Kim described the importance of having a good attitude in baseball, despite the outcome. The unpredictability of baseball meant no one knew the outcome of the game until the end. This was how people could figure out the difference between a good and bad pitcher. A good pitcher would always refresh and move on. They hold the score and try win the game and never give up until the game was over. But other pitchers would give up during a game, especially if they give up a home run to the other team, or the umpire calls a strike.
This is why Kim has his own way of “refreshing” and keeping himself in check and stay consistent until the end of the game. After every strike, he walks to the side of the mound and does a little hop before going back to pitch again.
“Honestly, it’s a routine I’ve been doing since high school,” Kim said, “When I’m hopping, I’m trying to refresh, kind of like a self-signal to just move on. Don’t celebrate the strikeout, just focus on the next hitter.”
Those couple seconds of keep him focused and in control of his throws instead of throwing the next pitch harder to strike out the hitter. It’s calculated moments like these that led Kim to break the record of the most single-season strikeouts.
When a pitcher pitches, he greatly relies on his catcher to have his back. It’s no different with Kim and Dordt’s catcher Cameron Pfafman. Pfafman, who is also Kim’s roommate, has been able to connect with Kim and create a relationship of mutual trust both on and off the field.
“He’s a very crafty pitcher,” Pfafman said, “He’s able to attack guys with a lot of different pitches. He’s very confident in how his stuff is working even on a particularity off day, which he doesn’t have many of them. But he will still go after every guy in different ways.”
Though they are 60 feet across from each other, they can communicate nonverbally. Sometimes by looking at each other in surprise when a pitch gets hit, or by how the catcher holds out his arms to have something the pitcher can focus on. They balance and help each other out throughout the play.

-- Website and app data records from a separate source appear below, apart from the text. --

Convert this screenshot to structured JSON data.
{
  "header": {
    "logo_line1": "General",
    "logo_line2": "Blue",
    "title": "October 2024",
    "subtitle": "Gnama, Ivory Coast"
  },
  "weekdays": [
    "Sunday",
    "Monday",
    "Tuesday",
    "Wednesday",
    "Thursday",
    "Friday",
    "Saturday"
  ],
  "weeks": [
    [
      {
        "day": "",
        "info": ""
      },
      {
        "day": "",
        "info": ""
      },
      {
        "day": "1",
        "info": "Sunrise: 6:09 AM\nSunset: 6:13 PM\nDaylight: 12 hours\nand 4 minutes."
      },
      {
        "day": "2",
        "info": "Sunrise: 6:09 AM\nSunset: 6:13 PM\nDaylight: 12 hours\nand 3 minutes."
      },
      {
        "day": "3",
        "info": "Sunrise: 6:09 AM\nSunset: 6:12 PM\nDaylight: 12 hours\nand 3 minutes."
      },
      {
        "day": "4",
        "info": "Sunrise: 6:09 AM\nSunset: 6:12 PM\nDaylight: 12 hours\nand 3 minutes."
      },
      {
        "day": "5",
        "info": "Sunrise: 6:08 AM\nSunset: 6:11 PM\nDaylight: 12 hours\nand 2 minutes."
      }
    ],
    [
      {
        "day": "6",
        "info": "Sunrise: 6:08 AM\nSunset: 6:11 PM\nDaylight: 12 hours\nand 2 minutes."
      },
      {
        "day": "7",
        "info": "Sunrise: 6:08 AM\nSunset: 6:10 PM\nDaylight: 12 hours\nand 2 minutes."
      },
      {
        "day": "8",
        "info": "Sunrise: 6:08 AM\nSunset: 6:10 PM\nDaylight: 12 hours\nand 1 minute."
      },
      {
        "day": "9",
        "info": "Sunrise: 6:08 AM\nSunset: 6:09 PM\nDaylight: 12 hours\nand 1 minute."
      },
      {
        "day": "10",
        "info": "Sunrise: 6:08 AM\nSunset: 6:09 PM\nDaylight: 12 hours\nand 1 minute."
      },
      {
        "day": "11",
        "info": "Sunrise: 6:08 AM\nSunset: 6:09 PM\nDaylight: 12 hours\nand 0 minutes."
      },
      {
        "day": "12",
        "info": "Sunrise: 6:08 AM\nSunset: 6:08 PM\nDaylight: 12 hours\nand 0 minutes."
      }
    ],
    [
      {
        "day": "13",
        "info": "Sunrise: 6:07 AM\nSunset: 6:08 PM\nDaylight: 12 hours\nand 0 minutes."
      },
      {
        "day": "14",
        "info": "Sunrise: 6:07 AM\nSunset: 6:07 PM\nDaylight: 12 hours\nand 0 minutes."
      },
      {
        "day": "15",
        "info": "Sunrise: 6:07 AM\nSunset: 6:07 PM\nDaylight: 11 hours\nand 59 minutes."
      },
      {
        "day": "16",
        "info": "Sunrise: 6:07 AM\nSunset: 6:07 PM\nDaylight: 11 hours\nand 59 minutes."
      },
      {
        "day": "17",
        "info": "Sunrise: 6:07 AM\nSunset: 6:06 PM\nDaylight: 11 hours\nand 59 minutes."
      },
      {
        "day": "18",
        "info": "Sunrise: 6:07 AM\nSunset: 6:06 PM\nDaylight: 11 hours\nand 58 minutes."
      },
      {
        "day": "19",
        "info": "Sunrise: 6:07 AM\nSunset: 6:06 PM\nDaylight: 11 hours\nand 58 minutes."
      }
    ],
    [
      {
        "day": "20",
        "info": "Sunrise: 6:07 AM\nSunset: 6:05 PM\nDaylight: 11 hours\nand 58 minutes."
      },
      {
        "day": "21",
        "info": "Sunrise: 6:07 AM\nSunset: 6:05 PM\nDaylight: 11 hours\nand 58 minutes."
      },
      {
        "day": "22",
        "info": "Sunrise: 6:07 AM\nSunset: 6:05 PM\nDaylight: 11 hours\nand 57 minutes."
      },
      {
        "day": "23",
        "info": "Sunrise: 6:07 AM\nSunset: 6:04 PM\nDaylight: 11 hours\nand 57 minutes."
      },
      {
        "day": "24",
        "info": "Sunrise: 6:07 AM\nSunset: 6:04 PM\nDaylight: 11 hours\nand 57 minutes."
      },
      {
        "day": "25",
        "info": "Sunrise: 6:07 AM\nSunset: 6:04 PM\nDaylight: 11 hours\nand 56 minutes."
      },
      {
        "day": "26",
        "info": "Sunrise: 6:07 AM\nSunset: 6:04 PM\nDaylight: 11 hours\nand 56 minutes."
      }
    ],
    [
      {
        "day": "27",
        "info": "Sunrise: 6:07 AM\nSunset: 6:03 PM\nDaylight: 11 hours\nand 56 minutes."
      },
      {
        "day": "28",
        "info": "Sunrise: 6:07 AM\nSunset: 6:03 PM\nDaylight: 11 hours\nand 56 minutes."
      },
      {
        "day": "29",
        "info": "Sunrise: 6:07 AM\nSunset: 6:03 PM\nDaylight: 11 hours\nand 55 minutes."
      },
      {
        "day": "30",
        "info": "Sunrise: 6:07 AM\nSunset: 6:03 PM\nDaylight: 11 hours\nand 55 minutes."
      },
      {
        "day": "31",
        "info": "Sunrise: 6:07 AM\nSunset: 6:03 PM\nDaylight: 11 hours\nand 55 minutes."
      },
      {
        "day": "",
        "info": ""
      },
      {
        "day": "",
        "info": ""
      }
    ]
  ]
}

Once the school year ends, Kim plans on playing summer ball in Kansas in order to keep in shape over the break. Summer ball is a time when coaches gather players from different states and countries to play baseball over the summer together, giving them opportunities to learn from each other and share the different thoughts and ideas they have. For people like Kim, it would also create extra time and exposure for scouts to come and watch him play.
“My future goal is going to MLB and playing baseball as much as I can,” Kim said, “Also another plan is to go back to South Korea and play pro ball too. But my primary goal is playing baseball in MLB.”
There are two ways to go into MLB: getting drafted or through free agents. The drafting process usually happens in July, where corporations select players and bring them to play. Free agents help players create contracts with corporations so they can play.
His dream of playing in the MLB has been around since he was a kid. Once fulfilled, he hopes to retire and coach baseball to kids.
“Kim is a guy that’s infectious,” Bacon said, “Every year, all his teammates love him. He’s infectious but he’s also a fierce competitor at the same time. And I know that no matter what he chooses to do in his life that he is going to be impactful in the community of people that he’s surrounded by.”